Dataset items

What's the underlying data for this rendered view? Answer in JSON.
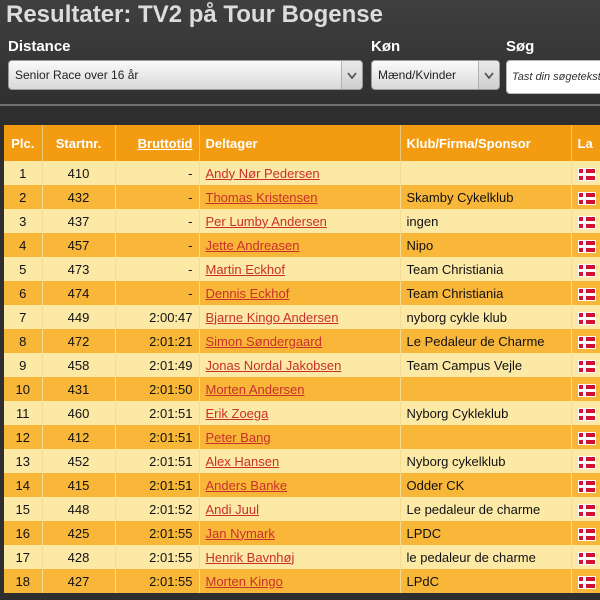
{
  "page": {
    "title": "Resultater: TV2 på Tour Bogense"
  },
  "filters": {
    "distance_label": "Distance",
    "distance_value": "Senior Race over 16 år",
    "gender_label": "Køn",
    "gender_value": "Mænd/Kvinder",
    "search_label": "Søg",
    "search_placeholder": "Tast din søgetekst"
  },
  "table": {
    "headers": {
      "place": "Plc.",
      "start": "Startnr.",
      "gross": "Bruttotid",
      "participant": "Deltager",
      "club": "Klub/Firma/Sponsor",
      "country": "La"
    },
    "rows": [
      {
        "place": "1",
        "start": "410",
        "time": "-",
        "name": "Andy Nør Pedersen",
        "club": ""
      },
      {
        "place": "2",
        "start": "432",
        "time": "-",
        "name": "Thomas Kristensen",
        "club": "Skamby Cykelklub"
      },
      {
        "place": "3",
        "start": "437",
        "time": "-",
        "name": "Per Lumby Andersen",
        "club": "ingen"
      },
      {
        "place": "4",
        "start": "457",
        "time": "-",
        "name": "Jette Andreasen",
        "club": "Nipo"
      },
      {
        "place": "5",
        "start": "473",
        "time": "-",
        "name": "Martin Eckhof",
        "club": "Team Christiania"
      },
      {
        "place": "6",
        "start": "474",
        "time": "-",
        "name": "Dennis Eckhof",
        "club": "Team Christiania"
      },
      {
        "place": "7",
        "start": "449",
        "time": "2:00:47",
        "name": "Bjarne Kingo Andersen",
        "club": "nyborg cykle klub"
      },
      {
        "place": "8",
        "start": "472",
        "time": "2:01:21",
        "name": "Simon Søndergaard",
        "club": "Le Pedaleur de Charme"
      },
      {
        "place": "9",
        "start": "458",
        "time": "2:01:49",
        "name": "Jonas Nordal Jakobsen",
        "club": "Team Campus Vejle"
      },
      {
        "place": "10",
        "start": "431",
        "time": "2:01:50",
        "name": "Morten Andersen",
        "club": ""
      },
      {
        "place": "11",
        "start": "460",
        "time": "2:01:51",
        "name": "Erik Zoega",
        "club": "Nyborg Cykleklub"
      },
      {
        "place": "12",
        "start": "412",
        "time": "2:01:51",
        "name": "Peter Bang",
        "club": ""
      },
      {
        "place": "13",
        "start": "452",
        "time": "2:01:51",
        "name": "Alex Hansen",
        "club": "Nyborg cykelklub"
      },
      {
        "place": "14",
        "start": "415",
        "time": "2:01:51",
        "name": "Anders Banke",
        "club": "Odder CK"
      },
      {
        "place": "15",
        "start": "448",
        "time": "2:01:52",
        "name": "Andi Juul",
        "club": "Le pedaleur de charme"
      },
      {
        "place": "16",
        "start": "425",
        "time": "2:01:55",
        "name": "Jan Nymark",
        "club": "LPDC"
      },
      {
        "place": "17",
        "start": "428",
        "time": "2:01:55",
        "name": "Henrik Bavnhøj",
        "club": "le pedaleur de charme"
      },
      {
        "place": "18",
        "start": "427",
        "time": "2:01:55",
        "name": "Morten Kingo",
        "club": "LPdC"
      }
    ]
  },
  "icons": {
    "flag": "denmark-flag-icon",
    "select_caret": "chevron-down-icon"
  },
  "colors": {
    "header": "#f39c12",
    "row_light": "#fde9a6",
    "row_dark": "#f9b73a",
    "link": "#c9302c"
  }
}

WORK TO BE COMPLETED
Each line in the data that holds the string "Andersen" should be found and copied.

ANSWER SECTION
        "name": "Per Lumby Andersen",
        "name": "Bjarne Kingo Andersen",
        "name": "Morten Andersen",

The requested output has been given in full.